The leaves pulled apart nicely with just a bit of work from a well placed pick.

As the sip from the first prepared cup entered the mouth, it immediately sent a tingling sensation the length of the tongue to the top of the throat. It reminded of the effect of huā jiāo initially, minus the numbing. Upon consideration though, it seemed far more lively and effervescent, similar to a mouthful of Pop Rocks. And, oh, how this liveliness lasted throughout the session.

It eventually dipped into the throat, halfway down the length of the neck. And for a flash, it reached down a touch further. Even as the last few steeps rendered a pale broth tasting of delicate shades of floral sweetness, it persisted in the mouth, however faintly.

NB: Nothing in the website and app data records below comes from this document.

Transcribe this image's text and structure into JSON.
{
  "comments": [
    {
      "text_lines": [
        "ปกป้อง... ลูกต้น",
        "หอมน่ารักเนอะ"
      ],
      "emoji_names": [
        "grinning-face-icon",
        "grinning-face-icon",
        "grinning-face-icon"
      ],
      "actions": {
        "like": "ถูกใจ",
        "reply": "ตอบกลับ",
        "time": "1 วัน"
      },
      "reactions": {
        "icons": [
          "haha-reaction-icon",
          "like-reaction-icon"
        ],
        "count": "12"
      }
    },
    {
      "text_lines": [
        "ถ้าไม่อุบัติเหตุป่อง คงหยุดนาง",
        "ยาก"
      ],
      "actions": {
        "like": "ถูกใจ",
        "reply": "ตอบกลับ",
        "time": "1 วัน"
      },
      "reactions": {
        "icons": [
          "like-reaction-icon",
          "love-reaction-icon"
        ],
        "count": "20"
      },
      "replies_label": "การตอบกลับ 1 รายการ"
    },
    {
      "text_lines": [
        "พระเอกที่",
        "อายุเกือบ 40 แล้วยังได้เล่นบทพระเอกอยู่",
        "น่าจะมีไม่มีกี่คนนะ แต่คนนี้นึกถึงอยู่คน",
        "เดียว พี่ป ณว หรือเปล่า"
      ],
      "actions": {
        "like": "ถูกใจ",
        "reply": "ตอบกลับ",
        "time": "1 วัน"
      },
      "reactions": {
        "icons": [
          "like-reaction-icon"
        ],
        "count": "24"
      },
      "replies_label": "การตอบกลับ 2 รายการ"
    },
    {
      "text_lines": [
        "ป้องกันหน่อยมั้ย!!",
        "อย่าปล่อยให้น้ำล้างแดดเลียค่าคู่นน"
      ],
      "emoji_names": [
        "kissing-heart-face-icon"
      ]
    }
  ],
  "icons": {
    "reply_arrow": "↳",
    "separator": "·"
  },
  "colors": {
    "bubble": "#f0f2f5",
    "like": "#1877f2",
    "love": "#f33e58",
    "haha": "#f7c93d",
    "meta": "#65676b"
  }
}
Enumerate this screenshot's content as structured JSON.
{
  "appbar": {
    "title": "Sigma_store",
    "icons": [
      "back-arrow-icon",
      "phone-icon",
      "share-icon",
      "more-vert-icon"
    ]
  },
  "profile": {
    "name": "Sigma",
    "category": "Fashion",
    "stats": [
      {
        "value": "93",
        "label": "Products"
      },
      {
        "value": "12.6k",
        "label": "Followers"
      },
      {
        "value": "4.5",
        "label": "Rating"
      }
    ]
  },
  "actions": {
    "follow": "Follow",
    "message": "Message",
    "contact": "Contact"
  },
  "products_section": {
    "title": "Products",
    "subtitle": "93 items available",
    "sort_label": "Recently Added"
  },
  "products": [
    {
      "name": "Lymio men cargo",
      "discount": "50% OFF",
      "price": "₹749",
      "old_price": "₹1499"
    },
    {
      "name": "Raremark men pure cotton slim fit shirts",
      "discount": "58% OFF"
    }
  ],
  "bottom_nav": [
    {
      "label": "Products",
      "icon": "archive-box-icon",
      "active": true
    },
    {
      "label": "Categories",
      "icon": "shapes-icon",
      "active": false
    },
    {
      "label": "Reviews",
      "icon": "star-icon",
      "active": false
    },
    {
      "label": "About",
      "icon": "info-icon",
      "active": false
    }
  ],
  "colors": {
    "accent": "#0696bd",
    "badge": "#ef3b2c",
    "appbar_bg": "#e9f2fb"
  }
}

The broth quickly delivered an exceptional mouth feel which developed across the length of the prepared steeps. It evolved from full and penetrating, to coating and buttery. A thick sweetness pulsed out from beneath the tongue within the first few sips, and continued to swell. It was a pleasing compliment to the gentle ku which presented most strongly across the initial set of steeps, but lingered throughout the session.

Its rather expressive qi presented itself first within the head. It expanded from its center focal point into the brow and crown. At the height of its strength, it seemed to gently pulsate. Standing up quickly from a seated position left me feeling a little wobbly.

More interesting, however, was the latent ball of energy which sank into the middle of the chest around the seventh of eighth steeping. It sat poised just behind the sternum, where it seemed to slowly expand, threatening to make an outward expression of itself. A wee bit Alien-esque, I know. It does, however, properly explain the sensation. It was one of the more interesting sensations I have felt from a tea to date.

I took these leaves a good 12 or 13 steeps. It seemed to have a bit more to offer, however I felt thoroughly content with where it had taken me and decided to let the session end as my hands began to tremble slightly.

While I would agree with Eugene and Belle’s assertion that the Gao Shan Zhai is the pick of the litter out of the spring 2012 teas on offer –at least out of those that I have tried so far– this Gua Feng Zhai is certainly no slouch. I look forward to a few more sessions over the coming months, and then finding out where some time takes it leaves.

steeping listening: David Bowie: Young Americans